Some feel the design is too aggressive while others can't believe anyone would object to the American flag.
Credit: AP
This undated photo provided by the Laguna Beach Police Department shows their newly decorated Police SUV patrol vehicles in Laguna Beach, Calif.

An American flag design that's been added to a handful of freshly painted Laguna Beach police cars is dividing residents, the Los Angeles Times reported on Saturday. 

The city council in the small Southern California coastal city is planning to discuss Tuesday whether to keep the new stars and stripes logo within the word "police" or to choose an alternative. 

According to the Los Angeles Times, some residents felt the flag design was too aggressive while others were shocked that anyone would object to the flag. 

Artist Carrie Woodburn said at a March council meeting that it was "shocking to see the boldness of the design" when the newly painted Ford Explorers hit the streets. 

“We have such an amazing community of artists here, and I thought the aesthetic didn’t really represent our community,” Woodburn said. “It feels very aggressive.” 
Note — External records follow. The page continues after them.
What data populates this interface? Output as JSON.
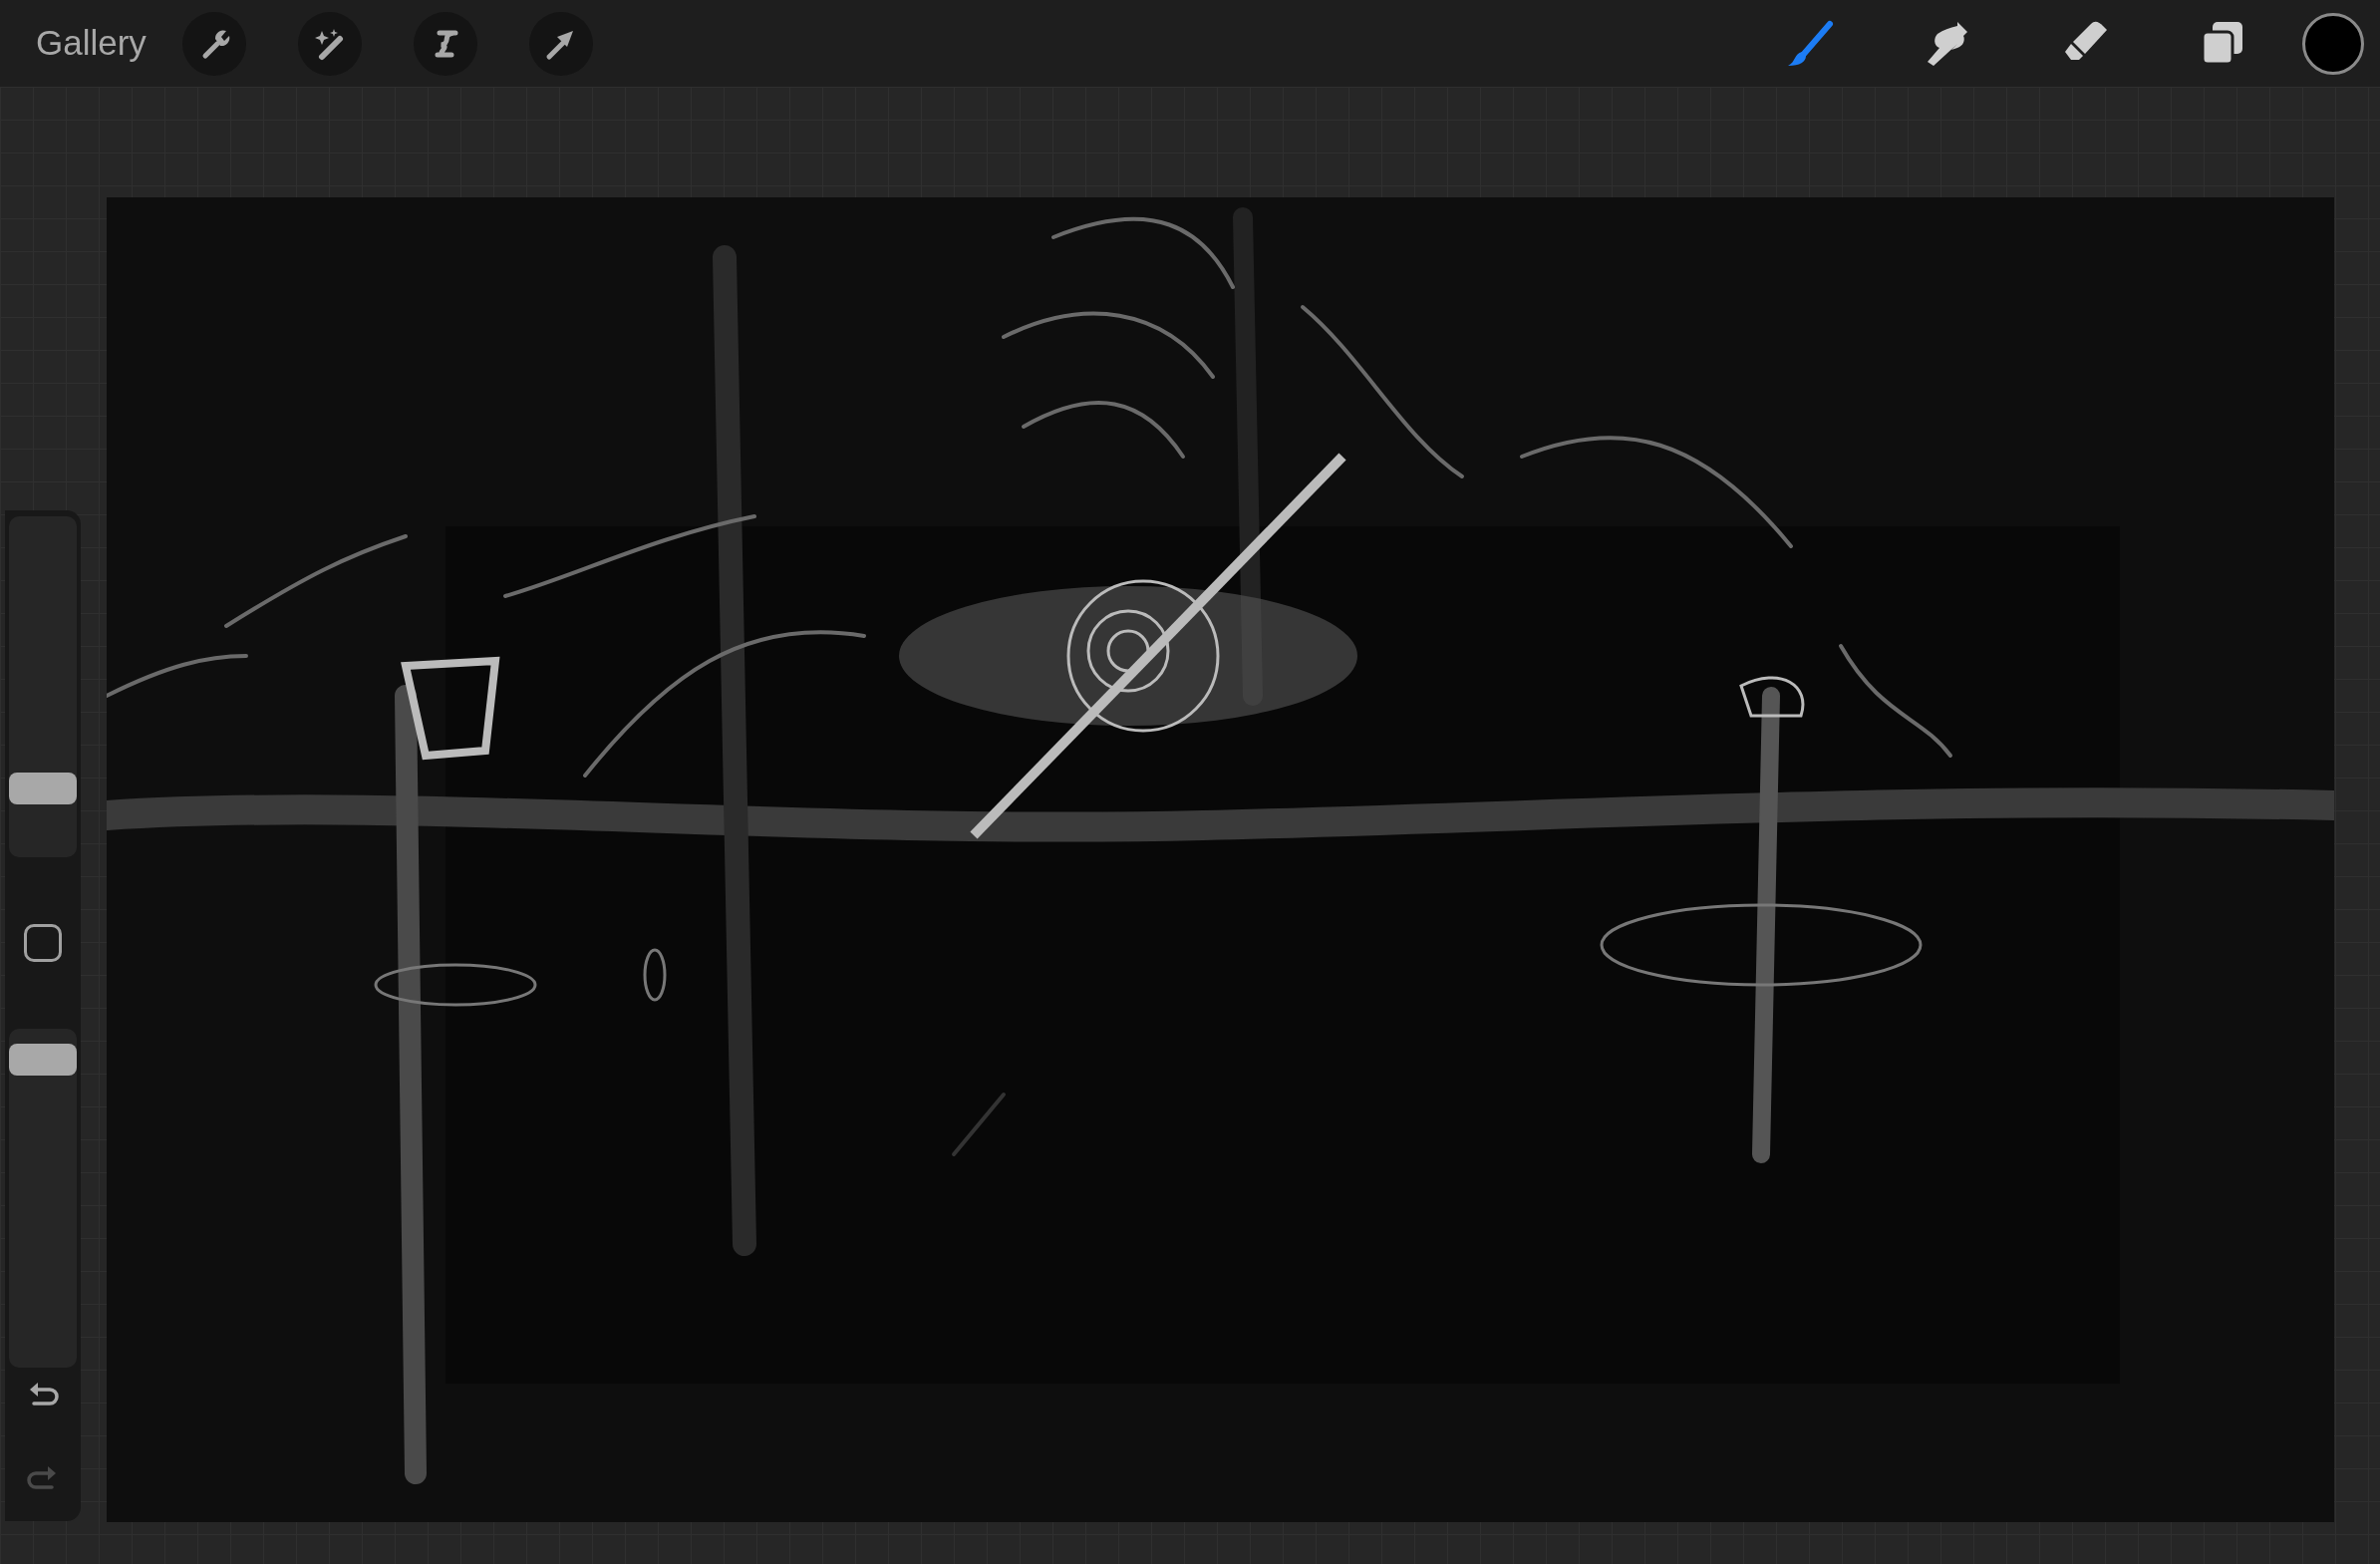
{
  "top_bar": {
    "gallery_label": "Gallery",
    "actions": [
      {
        "kind": "wrench"
      },
      {
        "kind": "wand"
      },
      {
        "kind": "selection"
      },
      {
        "kind": "transform"
      }
    ],
    "tools": [
      {
        "kind": "brush",
        "selected": true
      },
      {
        "kind": "smudge",
        "selected": false
      },
      {
        "kind": "eraser",
        "selected": false
      },
      {
        "kind": "layers",
        "selected": false
      }
    ],
    "color": "#000000"
  },
  "sidebar": {
    "size_slider": {
      "level": 0.17
    },
    "opacity_slider": {
      "level": 0.95
    },
    "undo": {
      "disabled": false
    },
    "redo": {
      "disabled": true
    }
  }
}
The city council agreed in February to repaint its all-white squad cars in black and white with the image of a flag through the word "police" on the side. According to the Los Angeles Times, the graphic the council unanimously approved in February was a more muted version of what wound up being put on the vehicles.

At the time, the Laguna Beach city manager said the design featured a "cloud-like look." 

But not everyone thinks the flag design should be changed. 

Attorney Jennifer Welsh Zeiter said she found the look "exceptional" and questioned who could object to the display. She argued that critics are so blinded by their hatred of President Donald Trump, "they cannot see through their current biases to realize that a police vehicle with the American flag is the ultimate American expression." 

The president of the Laguna Beach Police Employees Association, Cpl. Ryan Hotchkiss, said he's only received positive feedback about the new look. 

“Every time I came to a stop sign, every time I came to a red light, somebody is telling me the car looks great,” Hotchkiss said at a March meeting. “Every one of our members that drives the car loves it, and we look forward to keeping them the way they are.”

Of the department's 11 vehicles, seven have the updated design, police Sgt. Jim Cota told the Los Angeles Times. 

The Laguna Beach City Manager said the council would reconsider the logo “out of an abundance of caution to address questions that have been raised about the process.”